Every record here needs to be retyped exactly.

*THE RECORDS*.
::::

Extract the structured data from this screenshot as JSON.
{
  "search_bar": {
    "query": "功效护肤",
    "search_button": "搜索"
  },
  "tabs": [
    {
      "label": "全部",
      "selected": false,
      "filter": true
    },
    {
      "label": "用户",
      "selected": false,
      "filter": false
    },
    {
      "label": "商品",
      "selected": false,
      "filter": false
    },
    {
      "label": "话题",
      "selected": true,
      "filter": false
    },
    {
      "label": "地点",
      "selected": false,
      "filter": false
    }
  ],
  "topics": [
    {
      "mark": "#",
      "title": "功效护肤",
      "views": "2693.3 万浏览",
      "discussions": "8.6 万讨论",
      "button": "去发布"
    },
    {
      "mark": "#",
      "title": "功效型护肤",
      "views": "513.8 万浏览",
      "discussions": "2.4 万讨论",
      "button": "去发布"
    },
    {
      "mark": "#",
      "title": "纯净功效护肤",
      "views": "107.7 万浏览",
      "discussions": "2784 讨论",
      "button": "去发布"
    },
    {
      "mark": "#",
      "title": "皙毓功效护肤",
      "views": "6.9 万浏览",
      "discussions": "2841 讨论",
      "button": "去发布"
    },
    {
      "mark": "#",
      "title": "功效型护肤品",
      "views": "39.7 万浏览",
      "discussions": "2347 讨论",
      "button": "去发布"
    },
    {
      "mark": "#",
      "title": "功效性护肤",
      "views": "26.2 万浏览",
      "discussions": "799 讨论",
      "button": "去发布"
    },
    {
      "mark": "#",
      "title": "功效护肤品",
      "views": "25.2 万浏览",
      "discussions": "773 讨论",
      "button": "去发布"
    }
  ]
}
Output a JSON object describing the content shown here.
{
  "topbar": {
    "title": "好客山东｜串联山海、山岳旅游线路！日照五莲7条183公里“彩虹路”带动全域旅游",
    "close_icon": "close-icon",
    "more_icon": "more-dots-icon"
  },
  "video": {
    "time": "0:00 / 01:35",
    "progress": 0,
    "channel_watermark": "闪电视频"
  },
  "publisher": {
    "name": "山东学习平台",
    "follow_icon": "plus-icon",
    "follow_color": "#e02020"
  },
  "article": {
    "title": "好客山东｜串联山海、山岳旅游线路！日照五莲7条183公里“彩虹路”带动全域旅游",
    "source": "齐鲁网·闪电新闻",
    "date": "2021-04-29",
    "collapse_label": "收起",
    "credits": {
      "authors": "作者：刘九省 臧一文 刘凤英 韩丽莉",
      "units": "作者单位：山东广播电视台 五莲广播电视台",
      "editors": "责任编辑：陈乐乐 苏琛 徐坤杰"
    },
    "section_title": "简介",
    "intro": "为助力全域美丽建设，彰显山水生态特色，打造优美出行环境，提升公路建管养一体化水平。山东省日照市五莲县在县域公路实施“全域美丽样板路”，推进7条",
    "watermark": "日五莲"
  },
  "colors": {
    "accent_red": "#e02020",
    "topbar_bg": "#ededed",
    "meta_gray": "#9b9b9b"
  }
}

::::

*EXERCISE SOLUTION*.
Extract the structured data from this screenshot as JSON.
{
  "search_bar": {
    "query": "功效护肤",
    "search_button": "搜索"
  },
  "tabs": [
    {
      "label": "全部",
      "selected": false,
      "filter": true
    },
    {
      "label": "用户",
      "selected": false,
      "filter": false
    },
    {
      "label": "商品",
      "selected": false,
      "filter": false
    },
    {
      "label": "话题",
      "selected": true,
      "filter": false
    },
    {
      "label": "地点",
      "selected": false,
      "filter": false
    }
  ],
  "topics": [
    {
      "mark": "#",
      "title": "功效护肤",
      "views": "2693.3 万浏览",
      "discussions": "8.6 万讨论",
      "button": "去发布"
    },
    {
      "mark": "#",
      "title": "功效型护肤",
      "views": "513.8 万浏览",
      "discussions": "2.4 万讨论",
      "button": "去发布"
    },
    {
      "mark": "#",
      "title": "纯净功效护肤",
      "views": "107.7 万浏览",
      "discussions": "2784 讨论",
      "button": "去发布"
    },
    {
      "mark": "#",
      "title": "皙毓功效护肤",
      "views": "6.9 万浏览",
      "discussions": "2841 讨论",
      "button": "去发布"
    },
    {
      "mark": "#",
      "title": "功效型护肤品",
      "views": "39.7 万浏览",
      "discussions": "2347 讨论",
      "button": "去发布"
    },
    {
      "mark": "#",
      "title": "功效性护肤",
      "views": "26.2 万浏览",
      "discussions": "799 讨论",
      "button": "去发布"
    },
    {
      "mark": "#",
      "title": "功效护肤品",
      "views": "25.2 万浏览",
      "discussions": "773 讨论",
      "button": "去发布"
    }
  ]
}
Output a JSON object describing the content shown here.
{
  "topbar": {
    "title": "好客山东｜串联山海、山岳旅游线路！日照五莲7条183公里“彩虹路”带动全域旅游",
    "close_icon": "close-icon",
    "more_icon": "more-dots-icon"
  },
  "video": {
    "time": "0:00 / 01:35",
    "progress": 0,
    "channel_watermark": "闪电视频"
  },
  "publisher": {
    "name": "山东学习平台",
    "follow_icon": "plus-icon",
    "follow_color": "#e02020"
  },
  "article": {
    "title": "好客山东｜串联山海、山岳旅游线路！日照五莲7条183公里“彩虹路”带动全域旅游",
    "source": "齐鲁网·闪电新闻",
    "date": "2021-04-29",
    "collapse_label": "收起",
    "credits": {
      "authors": "作者：刘九省 臧一文 刘凤英 韩丽莉",
      "units": "作者单位：山东广播电视台 五莲广播电视台",
      "editors": "责任编辑：陈乐乐 苏琛 徐坤杰"
    },
    "section_title": "简介",
    "intro": "为助力全域美丽建设，彰显山水生态特色，打造优美出行环境，提升公路建管养一体化水平。山东省日照市五莲县在县域公路实施“全域美丽样板路”，推进7条",
    "watermark": "日五莲"
  },
  "colors": {
    "accent_red": "#e02020",
    "topbar_bg": "#ededed",
    "meta_gray": "#9b9b9b"
  }
}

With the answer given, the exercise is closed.